> _EXERCISE GOAL_:
Collect every line in the records below that contains the word "this".

> _Items from an interface collection_:
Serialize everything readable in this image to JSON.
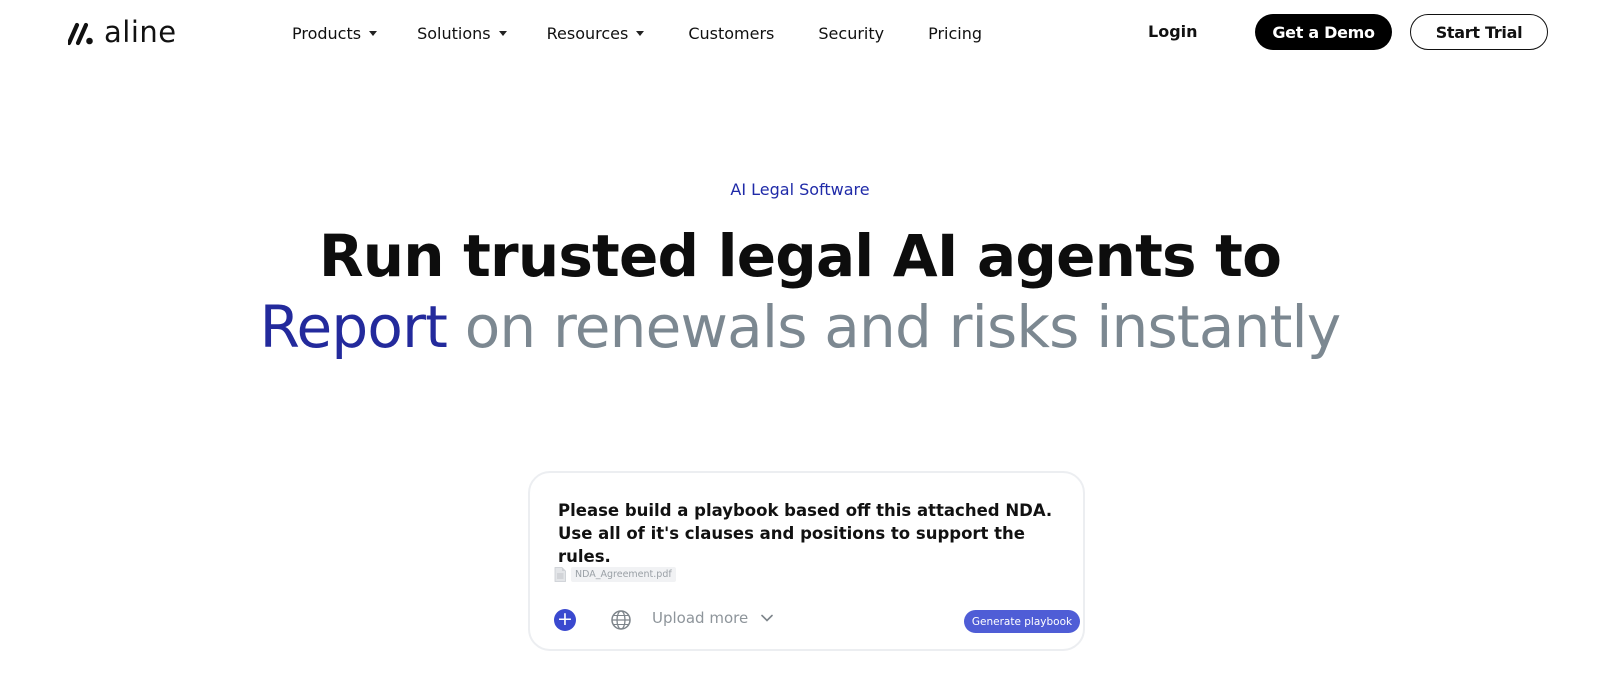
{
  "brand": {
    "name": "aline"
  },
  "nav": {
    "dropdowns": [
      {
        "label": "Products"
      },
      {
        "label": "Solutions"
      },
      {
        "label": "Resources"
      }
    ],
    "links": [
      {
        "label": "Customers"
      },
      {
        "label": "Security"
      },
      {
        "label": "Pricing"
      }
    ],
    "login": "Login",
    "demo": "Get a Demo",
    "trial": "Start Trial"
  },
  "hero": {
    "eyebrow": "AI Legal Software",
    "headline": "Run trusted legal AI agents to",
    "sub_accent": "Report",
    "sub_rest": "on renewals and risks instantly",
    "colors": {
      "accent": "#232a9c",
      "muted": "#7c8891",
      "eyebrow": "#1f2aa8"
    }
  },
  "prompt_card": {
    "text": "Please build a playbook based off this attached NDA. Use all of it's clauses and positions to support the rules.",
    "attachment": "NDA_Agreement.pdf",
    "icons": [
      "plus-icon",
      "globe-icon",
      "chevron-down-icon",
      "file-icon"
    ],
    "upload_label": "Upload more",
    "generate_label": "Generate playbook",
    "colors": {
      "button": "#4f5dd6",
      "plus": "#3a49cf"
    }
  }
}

> _RESULT_:
Serialize everything readable in this image to JSON.
    "text": "Please build a playbook based off this attached NDA. Use all of it's clauses and positions to support the rules.",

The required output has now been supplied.